Silence on the Set Please
I read somewhere that it took director Martin Scorsese 30 years to make Silence. That shows a commitment to a passion project that most of us don’t have. Given his incredible body of work it’s no wonder that he has been trusted to scratch that itch. Anyone suggesting otherwise is “funny” and I don’t mean haha funny.
Yet again Scorsese has delivered another expertly crafted film I just wish Silence was entertaining to watch.
Ironically it’s in the moments of silence that the film excels. Silence features some truly stunning cinematography. Muted audio and lingering shots serve to enhance the hostility or tranquillity of the surrounding Japanese countryside. If, like me, you are a country bumpkin then it will tug at your heartstrings and feed that yearning to go get lost in nature somewhere.
I also found the moments where Rodrigues (Andrew Garfield) and Garrpe (Adam Driver) were silent to be the most dramatic.
The two are priests who have travelled to Japan to spread the good word of the lord and to find Ferreira (Liam Neeson); a mentor with whom contact had been lost. Their stature in the church makes them close to deities to the downtrodden islanders so the times where they are silently and helplessly watching events unfold seem to test their faith more than any other obstacle.
Questioning faith is one of the core motifs but I never truly believed the internal struggle that the priests were having and again that’s thanks to the silence. With limited dialogue (the priests and faithful taking “Never rat on your friends, and always keep your mouth shut” to heart) we are not treated to continued inner conflict and that is exactly what’s needed when addressing something as deep and contentious as faith.
You are left, therefore, with the notion that the film is intended to keep as many religions as happy as possible and for that reason I just could not get invested in the film.
That is a big problem when the film is so god damn long. At over 2 and a half hours you really need to find something to latch on to. “Aww… beautiful scenery!” only captivates for so long and certainly less than 150 minutes.
The last 10 of those minutes suddenly changes pace by providing an epilogue that spans about 30 years of events. It’s a sudden and bizarre inclusion in an otherwise long and punishing watch.
If I hadn’t watched it at the cinema I would have either switched off or drifted into playing with phone mode. As a piece of art I’m sure this has critics and theorists shouting from the rooftops – it is really well produced – but as a piece of entertainment most cinema-goers will remain silent.
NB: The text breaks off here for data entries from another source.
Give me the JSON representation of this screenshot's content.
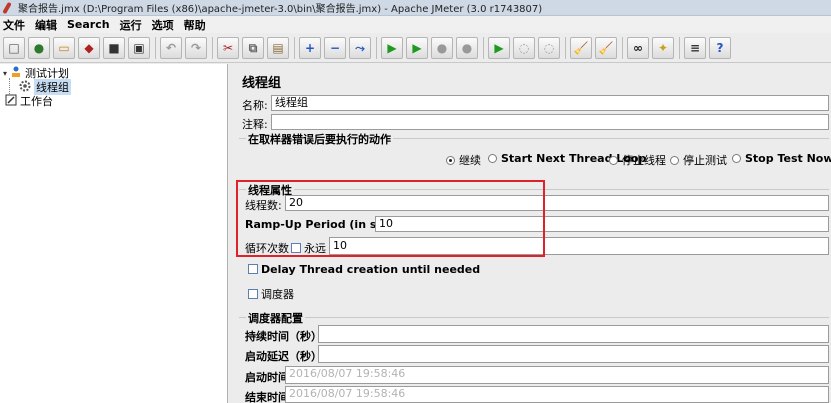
{
  "window": {
    "title": "聚合报告.jmx (D:\\Program Files (x86)\\apache-jmeter-3.0\\bin\\聚合报告.jmx) - Apache JMeter (3.0 r1743807)"
  },
  "menu": [
    "文件",
    "编辑",
    "Search",
    "运行",
    "选项",
    "帮助"
  ],
  "toolbar": {
    "buttons": [
      "new-icon",
      "templates-icon",
      "open-icon",
      "close-icon",
      "save-icon",
      "save-screenshot-icon",
      "undo-icon",
      "redo-icon",
      "cut-icon",
      "copy-icon",
      "paste-icon",
      "expand-icon",
      "collapse-icon",
      "toggle-icon",
      "start-icon",
      "start-no-pauses-icon",
      "stop-icon",
      "shutdown-icon",
      "remote-start-icon",
      "remote-stop-icon",
      "remote-shutdown-icon",
      "clear-icon",
      "clear-all-icon",
      "search-icon",
      "reset-search-icon",
      "function-helper-icon",
      "help-icon"
    ],
    "glyphs": [
      "□",
      "●",
      "▭",
      "◆",
      "■",
      "▣",
      "↶",
      "↷",
      "✂",
      "⧉",
      "▤",
      "+",
      "−",
      "⤳",
      "▶",
      "▶",
      "●",
      "●",
      "▶",
      "◌",
      "◌",
      "🧹",
      "🧹",
      "∞",
      "✦",
      "≡",
      "?"
    ]
  },
  "tree": {
    "root": "测试计划",
    "thread_group": "线程组",
    "workbench": "工作台"
  },
  "panel": {
    "title": "线程组",
    "name_label": "名称:",
    "name_value": "线程组",
    "comment_label": "注释:",
    "comment_value": "",
    "error_action": {
      "group_title": "在取样器错误后要执行的动作",
      "options": [
        "继续",
        "Start Next Thread Loop",
        "停止线程",
        "停止测试",
        "Stop Test Now"
      ],
      "selected": "继续"
    },
    "thread_props": {
      "group_title": "线程属性",
      "threads_label": "线程数:",
      "threads_value": "20",
      "rampup_label": "Ramp-Up Period (in seconds):",
      "rampup_value": "10",
      "loop_label": "循环次数",
      "forever_label": "永远",
      "forever_checked": false,
      "loop_value": "10"
    },
    "delay_label": "Delay Thread creation until needed",
    "delay_checked": false,
    "scheduler_label": "调度器",
    "scheduler_checked": false,
    "scheduler_config": {
      "group_title": "调度器配置",
      "duration_label": "持续时间（秒）",
      "duration_value": "",
      "startup_delay_label": "启动延迟（秒）",
      "startup_delay_value": "",
      "start_time_label": "启动时间",
      "start_time_value": "2016/08/07 19:58:46",
      "end_time_label": "结束时间",
      "end_time_value": "2016/08/07 19:58:46"
    }
  },
  "colors": {
    "highlight": "#e0212a",
    "selected_tree": "#c7ddf4"
  }
}
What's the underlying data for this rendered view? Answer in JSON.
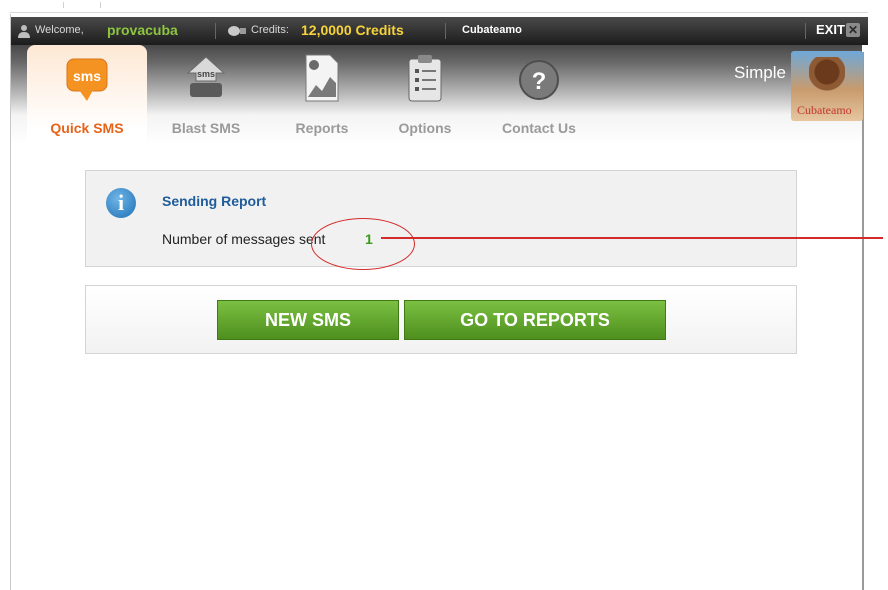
{
  "topbar": {
    "welcome_label": "Welcome,",
    "username": "provacuba",
    "credits_label": "Credits:",
    "credits_value": "12,0000 Credits",
    "site_name": "Cubateamo",
    "exit_label": "EXIT",
    "exit_icon_glyph": "✕"
  },
  "nav": {
    "tabs": [
      {
        "label": "Quick SMS",
        "icon": "sms-bubble-icon",
        "active": true
      },
      {
        "label": "Blast SMS",
        "icon": "sms-upload-icon",
        "active": false
      },
      {
        "label": "Reports",
        "icon": "report-document-icon",
        "active": false
      },
      {
        "label": "Options",
        "icon": "clipboard-icon",
        "active": false
      },
      {
        "label": "Contact Us",
        "icon": "question-icon",
        "active": false
      }
    ],
    "sms_icon_text": "sms",
    "blast_icon_text": "sms",
    "contact_icon_text": "?",
    "simple_text": "Simple",
    "logo_text": "Cubateamo"
  },
  "report": {
    "info_glyph": "i",
    "title": "Sending Report",
    "line_label": "Number of messages sent",
    "count": "1"
  },
  "buttons": {
    "new_sms": "NEW SMS",
    "go_to_reports": "GO TO REPORTS"
  },
  "colors": {
    "username": "#8dc63f",
    "credits": "#f7d33a",
    "active_tab": "#e8631a",
    "button_green": "#5fa52b",
    "annotation": "#d42a2a"
  }
}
The Good, The Bad and The Outcome:
+ Beautiful cinematography
+ Moments of silence
– A punishing watch
– Far too long
– Questioning of faith